Rear-end accidents often cause significant trauma. In most instances, they occur because the driver of the second car was driving too fast or while distracted, or otherwise acting negligently. While the person operating the second vehicle is usually responsible for causing rear-end collisions, they may not be solely liable, and the courts may be reluctant to rule in favor of plaintiffs as a matter of law in cases arising out of such accidents. This was demonstrated in a recent Florida opinion issued in a rear-end collision case in which the court denied the plaintiff’s motion for summary judgment. If you were hurt in a car crash, it is advisable to speak to a Florida car accident lawyer to discuss your potential claims.
The Subject Accident

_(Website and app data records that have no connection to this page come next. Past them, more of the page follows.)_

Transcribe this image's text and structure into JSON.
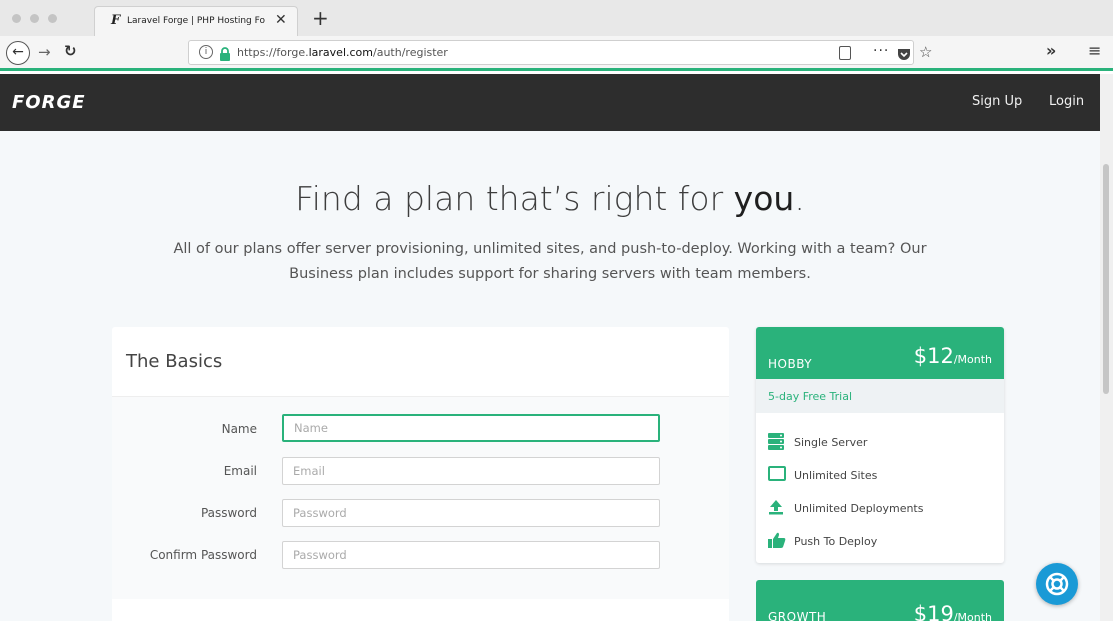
{
  "browser": {
    "tab_title": "Laravel Forge | PHP Hosting Fo",
    "tab_favicon": "F",
    "url_prefix": "https://forge.",
    "url_domain": "laravel.com",
    "url_path": "/auth/register"
  },
  "header": {
    "logo": "FORGE",
    "signup_label": "Sign Up",
    "login_label": "Login"
  },
  "hero": {
    "headline_main": "Find a plan that’s right for ",
    "headline_bold": "you",
    "headline_end": ".",
    "subtext": "All of our plans offer server provisioning, unlimited sites, and push-to-deploy. Working with a team? Our Business plan includes support for sharing servers with team members."
  },
  "basics": {
    "title": "The Basics",
    "fields": [
      {
        "label": "Name",
        "placeholder": "Name"
      },
      {
        "label": "Email",
        "placeholder": "Email"
      },
      {
        "label": "Password",
        "placeholder": "Password"
      },
      {
        "label": "Confirm Password",
        "placeholder": "Password"
      }
    ]
  },
  "plans": [
    {
      "name": "HOBBY",
      "price": "$12",
      "period": "/Month",
      "trial": "5-day Free Trial",
      "features": [
        {
          "icon": "server-icon",
          "label": "Single Server"
        },
        {
          "icon": "window-icon",
          "label": "Unlimited Sites"
        },
        {
          "icon": "upload-icon",
          "label": "Unlimited Deployments"
        },
        {
          "icon": "thumbs-up-icon",
          "label": "Push To Deploy"
        }
      ]
    },
    {
      "name": "GROWTH",
      "price": "$19",
      "period": "/Month"
    }
  ],
  "colors": {
    "accent": "#2ab27b",
    "header_bg": "#2d2d2d",
    "help_button": "#1a9ad6"
  }
}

It is reported that an accident occurred on a highway in Florida when a car driven by the plaintiff was struck from behind by a tractor-trailer operated by the defendant driver and owned by the defendant company. The plaintiff sustained significant injuries in the accident and brought a lawsuit against the defendants, alleging the negligence of the defendant driver caused the crash. Depositions of the parties were taken, after which the plaintiff moved for summary judgment. The defendants filed a response in opposition to the plaintiff’s motion.
Liability for Rear-End Collisions
In Florida, a party moving for summary judgment must offer proof that there is no true dispute as to a material fact and that he or she is therefore entitled to judgment as a matter of law. If parties offer such support, their motion will only be denied if the opposing party demonstrates that there is a genuine disagreement over a material fact. In cases in which the parties offer conflicting evidence, the proofs offered by the party responding to the motion will be presumed to be true, and all inferences in that party’s favor that are reasonable will be drawn.
The court stated that while the plaintiff’s argument that Florida law presumes that the second driver in a rear-end crash is negligent was accurate, the presumption is rebuttable. In other words, the Florida courts have held that due to the fact that recovery in car accident cases in Florida is ruled by the principle of comparative negligence, evidence that the first driver in a rear-end crash case drove in a negligent manner may act to rebut the presumption that the second driver was responsible. In the subject case, the court noted that the defendant offered testimony that the plaintiff changed lanes and suddenly slowed down immediately prior to the accident, which suggested that the plaintiff was negligent. As such, the court denied the plaintiff’s motion.
Meet with a Seasoned Florida Car Accident Lawyer
Even if it seems that a car crash was clearly the fault of one driver, a plaintiff seeking damages in a lawsuit arising out of a car accident must nonetheless produce evidence sufficient to establish liability. If you were hurt in a collision, it is advisable to meet with an attorney to assess your options. Jarrett Blakeley is a seasoned Florida car accident who can advise you of your rights and help you to seek the best outcome possible under the facts of your case. You can contact Mr. Blakeley at (800) 602-5000 or via the form online to schedule a consultation.